▶ _TASK TO COMPLETE_
From the records below, copy each line that has the word "Childrens" in it.

▶ _SUPPLIED MATERIAL_
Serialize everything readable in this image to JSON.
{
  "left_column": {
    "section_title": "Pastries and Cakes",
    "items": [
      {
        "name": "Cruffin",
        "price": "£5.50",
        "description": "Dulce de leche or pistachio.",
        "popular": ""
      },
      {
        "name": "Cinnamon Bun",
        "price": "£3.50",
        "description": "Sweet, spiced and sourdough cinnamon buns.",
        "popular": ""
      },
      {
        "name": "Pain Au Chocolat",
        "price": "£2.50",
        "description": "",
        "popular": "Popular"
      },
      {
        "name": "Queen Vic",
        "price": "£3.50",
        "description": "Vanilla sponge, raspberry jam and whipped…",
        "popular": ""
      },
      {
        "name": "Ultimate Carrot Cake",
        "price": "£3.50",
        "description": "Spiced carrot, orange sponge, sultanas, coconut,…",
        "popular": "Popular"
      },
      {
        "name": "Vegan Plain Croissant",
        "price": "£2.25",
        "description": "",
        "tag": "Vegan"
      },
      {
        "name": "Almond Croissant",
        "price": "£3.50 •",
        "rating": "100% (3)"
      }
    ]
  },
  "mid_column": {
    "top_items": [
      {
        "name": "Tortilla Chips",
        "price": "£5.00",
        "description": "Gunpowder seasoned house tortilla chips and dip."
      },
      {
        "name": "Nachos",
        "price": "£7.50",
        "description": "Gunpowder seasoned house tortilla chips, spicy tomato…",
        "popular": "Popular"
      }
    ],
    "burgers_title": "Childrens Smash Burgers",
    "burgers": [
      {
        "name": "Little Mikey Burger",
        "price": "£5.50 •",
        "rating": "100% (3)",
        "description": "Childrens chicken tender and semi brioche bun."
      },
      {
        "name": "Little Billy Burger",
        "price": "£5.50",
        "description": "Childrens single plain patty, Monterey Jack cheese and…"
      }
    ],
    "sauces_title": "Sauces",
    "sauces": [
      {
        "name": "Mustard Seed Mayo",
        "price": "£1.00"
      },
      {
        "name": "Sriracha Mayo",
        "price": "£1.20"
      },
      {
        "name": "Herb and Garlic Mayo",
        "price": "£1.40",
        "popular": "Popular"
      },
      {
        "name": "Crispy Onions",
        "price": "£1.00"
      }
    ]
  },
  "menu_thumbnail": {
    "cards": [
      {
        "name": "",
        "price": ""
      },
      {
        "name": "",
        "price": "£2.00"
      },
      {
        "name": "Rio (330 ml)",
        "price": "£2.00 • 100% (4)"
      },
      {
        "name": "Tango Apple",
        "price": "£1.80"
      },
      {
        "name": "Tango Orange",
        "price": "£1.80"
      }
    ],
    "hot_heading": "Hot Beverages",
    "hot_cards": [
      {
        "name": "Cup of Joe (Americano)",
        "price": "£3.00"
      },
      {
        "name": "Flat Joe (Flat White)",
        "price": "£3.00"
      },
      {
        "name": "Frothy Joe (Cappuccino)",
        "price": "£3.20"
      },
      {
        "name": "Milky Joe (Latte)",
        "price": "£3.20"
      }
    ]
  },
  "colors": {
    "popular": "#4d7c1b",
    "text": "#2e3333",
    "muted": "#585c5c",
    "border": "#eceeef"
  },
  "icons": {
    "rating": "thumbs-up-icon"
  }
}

▶ _SOLUTION BELOW_
    "burgers_title": "Childrens Smash Burgers",
        "description": "Childrens chicken tender and semi brioche bun."
        "description": "Childrens single plain patty, Monterey Jack cheese and…"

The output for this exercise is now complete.